Still, this does not address the underlying problem of subjecting presumed innocent people to punishment without due process.
The dissent in
Salerno provides insight. Specifically, the dissent argued that pretrial detention as a reasonable means of protecting the community from dangerous persons does not support the conclusion that pretrial detention is permissible regulatory activity as opposed to punishment.8 Justice Marshall’s dissent criticized the majority’s suggestion that the Excessive Bail Clause applies to the judiciary but not to the legislature.
It is in Marshall’s dissent that the constitutional conflict here in Wisconsin becomes clear. The
Salerno logic boils down to a very simple conclusion: because pretrial detention is the product of a congressional act, it is permitted regulation. It is nothing more than a constitutional illusion to conclude that, because pretrial detention commonly stems from the imposition of bail under section 969.01 and not from a hearing pursuant to Wis. Stat. section 969.035, pretrial detention is punitive.
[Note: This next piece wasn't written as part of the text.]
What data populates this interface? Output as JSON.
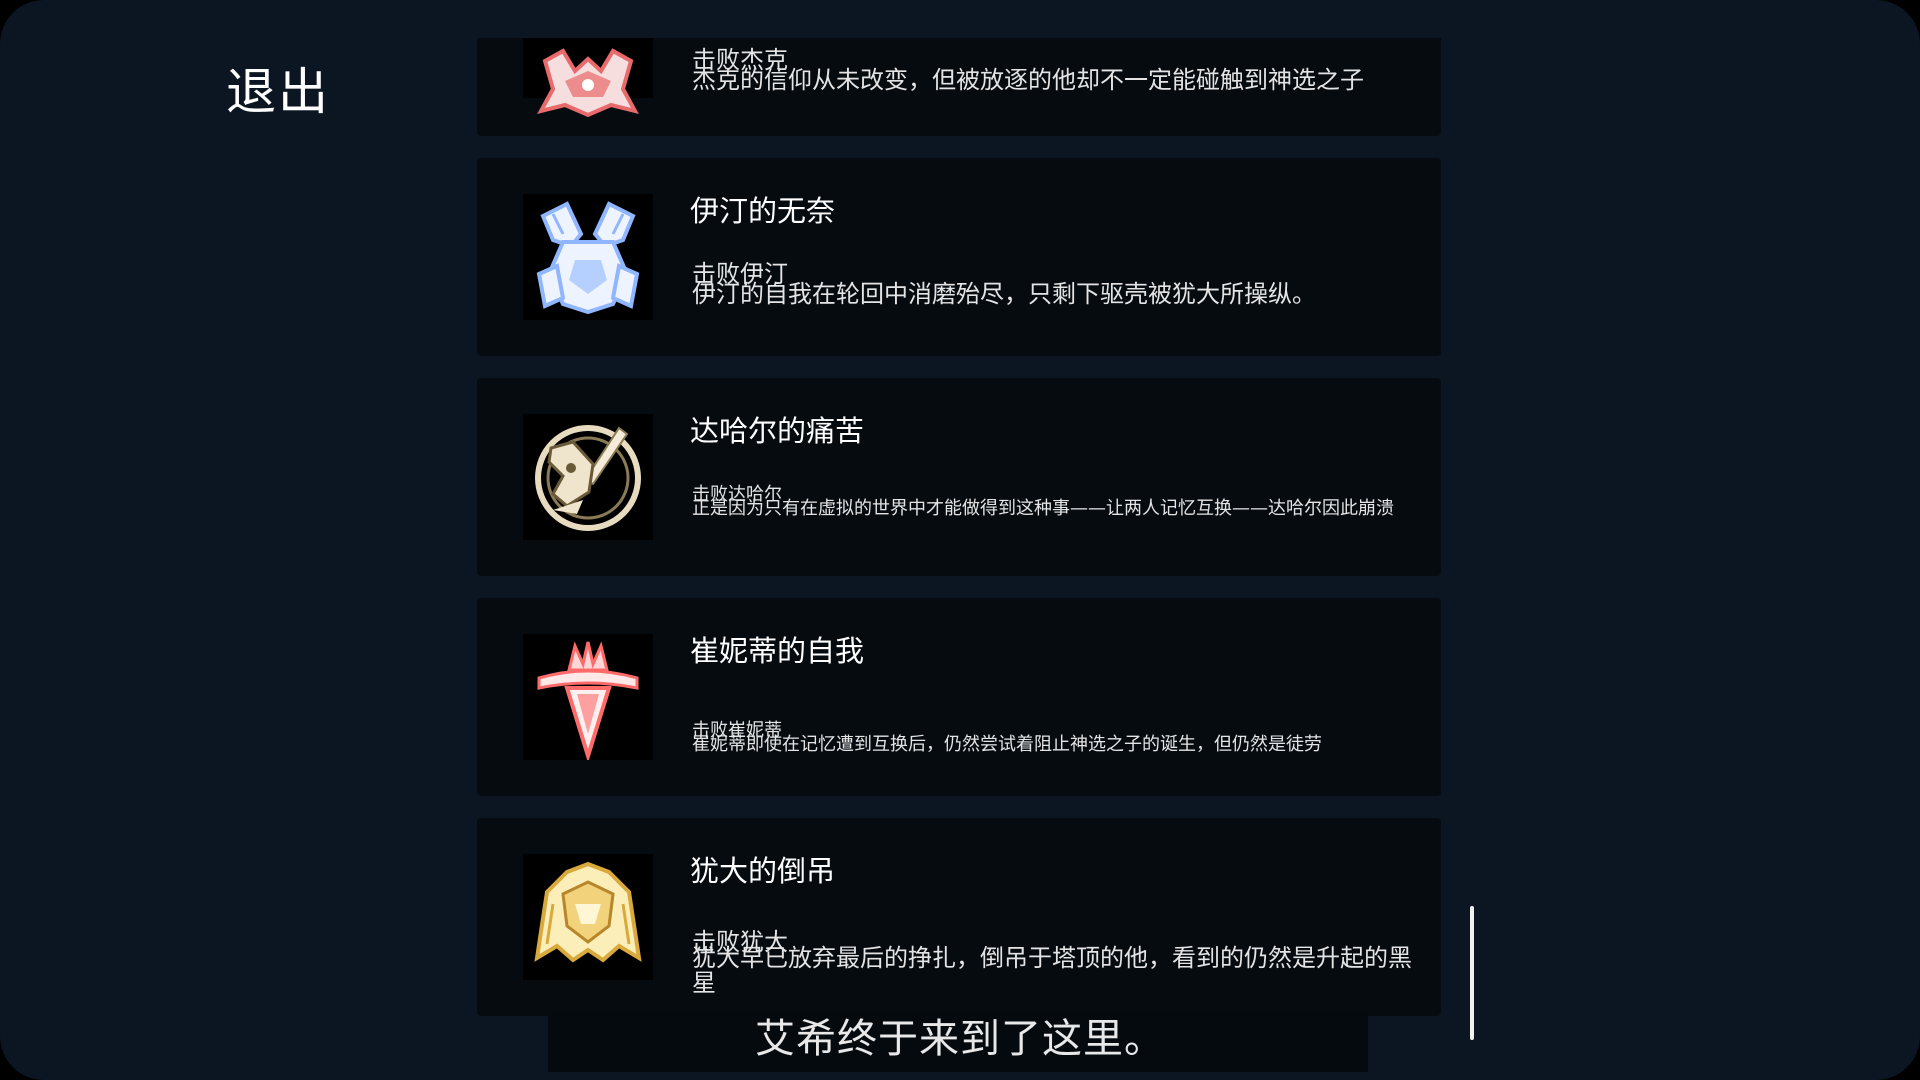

The majority of individuals in Wisconsin are not subjected to pretrial detention because of what the state Legislature has deemed to be a narrowly tailored regulative necessity pursuant to section 969.035, but rather due to the sole decision of a judge or commissioner when setting bond. The enactment of section 969.035 illustrates that the Legislature did not intend for people to be held indefinitely through the setting of bail amounts beyond their ability to pay.
In fact, section 969.035 would be superfluous if pretrial detention was already permissible through the imposition of bail. Ergo, the utilization of bail to subject a presumably innocent individual to pretrial detention is unconstitutional.
At the beginning of this article, I asked you to imagine a situation – a situation that sadly is a lot of people’s realities – a reality that should not exist. It is a reality that we, as lawyers, must change.
The presumption is not going to protect itself. It never has. Perhaps this article serves its purpose and instills in you a spark to litigate the issue, or perhaps you disagree with the constitutional analysis.
If you disagree, I challenge you to think of a different argument – because at the end of the day, there is no right way to protect the innocent, so long as the innocent are being protected.
This article was originally published in the State Bar of Wisconsin’s
Criminal Law Section Blog. Visit the State Bar
sections or the
Criminal Law Section webpages to learn more about the benefits of section membership.
1 Coffin v. United States, 156 U.S. 432, 432-463 (1895).
2 Wis. Stat. § 969.01(1).
3 State v. Taylor, 205 Wis. 2d 664, Ct. App. Wis. 1996.
4 Taylor, 205 Wis. 2d at 666.
5 United States v. Salerno, 481 U.S. 739, 748 (1987).
6 U.S. Const. amend. V; U.S. Const. amend. XIV, §1.
7 Salerno, citing
Bell v. Wolfish, 441 U.S. 520, 540 (1979).
8 Salerno, 481 U.S. at 756-68.